Insights into Deceased Estate Clearance for Will Executor

As a will executor, you are tasked with the job of distributing a deceased person's property according to the will. However, if the dead person left behind, for instance, antique furniture and a house, and the family members agree that they should be disposed of, you have to find a way to make it happen. How then do you go about clearing the antique furniture and house left behind by the deceased? This article highlights how to go about the process.

Consider Property Valuation – It is not rocket science that used antique furniture loses value over time. As such, you must carry out a valuation of the furniture and any other property before you decide to clear a deceased person's estate. A formal valuation conducted by a will executor provides an estimate of the value of all items that should be cleared in the estate. One thing you must be careful about when preparing for valuation is the type of valuer to hire in the process. Most importantly, only use the services of a qualified licensed valuer for accurate assessment and itemisation of the estate.   

Virtual Staging -- When clearing a property, it is always a good idea to sell everything as-is. However, this is not always the case, especially if the furniture is not in excellent condition. Therefore, you might be forced to clear the house and leave it empty. The downside of doing so is that an empty house does not sell as fast as a fully decorated house, and with time against you, you need to think on your feet. Virtual styling and staging offer an opportunity in this regard. In this case, new furniture is brought to the house and styled in such a way that it showcases the property's best advantage. While virtual staging requires financing, it increases the chances of a successful sale and, consequently, estate clearance.

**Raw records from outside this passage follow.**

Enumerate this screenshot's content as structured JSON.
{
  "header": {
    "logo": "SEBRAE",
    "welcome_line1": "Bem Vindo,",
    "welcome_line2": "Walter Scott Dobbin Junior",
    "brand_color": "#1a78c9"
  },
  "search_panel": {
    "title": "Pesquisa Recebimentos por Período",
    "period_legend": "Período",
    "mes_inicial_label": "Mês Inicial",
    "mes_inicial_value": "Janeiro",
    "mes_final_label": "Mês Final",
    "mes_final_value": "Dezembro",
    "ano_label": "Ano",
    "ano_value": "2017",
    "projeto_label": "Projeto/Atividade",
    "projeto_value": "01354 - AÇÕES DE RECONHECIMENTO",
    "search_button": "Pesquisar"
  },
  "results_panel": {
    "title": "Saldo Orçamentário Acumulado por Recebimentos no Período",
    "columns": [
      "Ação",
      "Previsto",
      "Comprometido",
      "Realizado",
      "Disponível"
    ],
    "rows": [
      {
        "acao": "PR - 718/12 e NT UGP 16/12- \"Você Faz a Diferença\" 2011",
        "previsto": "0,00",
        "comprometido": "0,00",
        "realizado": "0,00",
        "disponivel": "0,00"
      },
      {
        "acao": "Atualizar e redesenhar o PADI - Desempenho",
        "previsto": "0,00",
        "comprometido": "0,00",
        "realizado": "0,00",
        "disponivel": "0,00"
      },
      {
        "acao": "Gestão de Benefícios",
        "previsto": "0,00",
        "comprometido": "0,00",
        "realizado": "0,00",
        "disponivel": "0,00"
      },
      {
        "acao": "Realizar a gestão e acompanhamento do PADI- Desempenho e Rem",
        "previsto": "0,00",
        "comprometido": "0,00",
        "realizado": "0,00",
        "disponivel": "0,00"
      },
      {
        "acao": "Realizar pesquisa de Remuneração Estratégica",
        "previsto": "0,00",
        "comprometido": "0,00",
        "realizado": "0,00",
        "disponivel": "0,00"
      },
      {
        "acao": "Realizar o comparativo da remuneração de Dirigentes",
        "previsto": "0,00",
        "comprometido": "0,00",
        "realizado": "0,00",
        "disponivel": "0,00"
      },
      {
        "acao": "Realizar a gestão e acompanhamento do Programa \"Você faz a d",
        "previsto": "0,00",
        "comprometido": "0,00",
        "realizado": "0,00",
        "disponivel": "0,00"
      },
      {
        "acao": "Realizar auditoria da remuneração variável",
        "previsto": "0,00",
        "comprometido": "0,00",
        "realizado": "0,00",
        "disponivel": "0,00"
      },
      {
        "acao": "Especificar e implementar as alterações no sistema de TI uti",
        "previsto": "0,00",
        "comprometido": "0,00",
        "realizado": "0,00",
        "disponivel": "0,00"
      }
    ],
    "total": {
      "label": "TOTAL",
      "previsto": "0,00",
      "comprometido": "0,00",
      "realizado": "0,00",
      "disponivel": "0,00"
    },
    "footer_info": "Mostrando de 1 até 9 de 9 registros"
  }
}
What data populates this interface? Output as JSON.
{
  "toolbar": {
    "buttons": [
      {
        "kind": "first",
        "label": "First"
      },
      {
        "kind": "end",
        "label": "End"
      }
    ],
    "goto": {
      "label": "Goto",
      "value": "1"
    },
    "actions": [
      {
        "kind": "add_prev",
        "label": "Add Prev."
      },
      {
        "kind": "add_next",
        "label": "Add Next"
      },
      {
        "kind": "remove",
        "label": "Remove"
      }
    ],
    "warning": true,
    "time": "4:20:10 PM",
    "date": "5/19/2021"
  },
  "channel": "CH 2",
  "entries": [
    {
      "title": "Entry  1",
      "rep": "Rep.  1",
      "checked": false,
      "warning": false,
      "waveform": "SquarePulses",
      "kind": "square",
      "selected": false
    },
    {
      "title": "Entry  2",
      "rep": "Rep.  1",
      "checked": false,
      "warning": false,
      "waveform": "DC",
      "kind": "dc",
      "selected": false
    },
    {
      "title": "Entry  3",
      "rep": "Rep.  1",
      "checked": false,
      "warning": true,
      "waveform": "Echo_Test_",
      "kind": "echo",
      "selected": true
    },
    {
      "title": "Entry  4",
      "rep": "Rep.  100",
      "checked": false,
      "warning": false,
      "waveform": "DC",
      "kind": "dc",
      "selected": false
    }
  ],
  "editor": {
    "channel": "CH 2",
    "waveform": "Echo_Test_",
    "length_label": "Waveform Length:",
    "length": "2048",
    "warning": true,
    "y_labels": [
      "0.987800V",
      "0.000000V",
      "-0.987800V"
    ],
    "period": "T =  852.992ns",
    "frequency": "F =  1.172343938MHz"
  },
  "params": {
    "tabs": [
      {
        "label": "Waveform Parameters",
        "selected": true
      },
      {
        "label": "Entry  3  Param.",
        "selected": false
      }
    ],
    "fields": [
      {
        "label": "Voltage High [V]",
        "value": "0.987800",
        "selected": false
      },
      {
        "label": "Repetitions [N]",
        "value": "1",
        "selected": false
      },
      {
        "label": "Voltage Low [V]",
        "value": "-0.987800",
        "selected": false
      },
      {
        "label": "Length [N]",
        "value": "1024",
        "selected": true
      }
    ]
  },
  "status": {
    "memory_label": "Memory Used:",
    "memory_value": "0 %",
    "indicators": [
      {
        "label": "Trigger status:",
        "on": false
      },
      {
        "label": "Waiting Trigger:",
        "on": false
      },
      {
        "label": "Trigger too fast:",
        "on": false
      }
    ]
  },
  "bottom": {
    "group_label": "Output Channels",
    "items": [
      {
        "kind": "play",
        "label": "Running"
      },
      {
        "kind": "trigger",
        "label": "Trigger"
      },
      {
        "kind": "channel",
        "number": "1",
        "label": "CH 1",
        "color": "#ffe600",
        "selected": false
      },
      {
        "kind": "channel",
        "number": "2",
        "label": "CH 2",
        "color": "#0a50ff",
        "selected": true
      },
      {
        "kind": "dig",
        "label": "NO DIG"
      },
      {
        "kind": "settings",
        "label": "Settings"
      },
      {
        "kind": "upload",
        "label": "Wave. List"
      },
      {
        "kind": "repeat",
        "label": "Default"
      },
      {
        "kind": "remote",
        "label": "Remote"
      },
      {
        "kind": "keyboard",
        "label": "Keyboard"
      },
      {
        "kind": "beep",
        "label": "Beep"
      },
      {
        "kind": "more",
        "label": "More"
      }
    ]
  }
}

Donate Furniture to Charity -- As mentioned earlier, antique furniture might or might not be in good condition. However, this should not stop you – as the administrator -- from disposing of it accordingly. While you can sell the pieces to interested parties, if they are not in good condition, it might be a good idea to donate the pieces to a charity of the deceased person's or the family's choice. Luckily, most charities arrange free home collection of the furniture, thereby saving you a lot in terms of transportation costs. Most importantly, estate administrators must adhere to the will's instruction concerning charity donations because donating to a charity of your choice will land you into legal problems.

To learn more about deceased estate clearance, consult a resource in your area.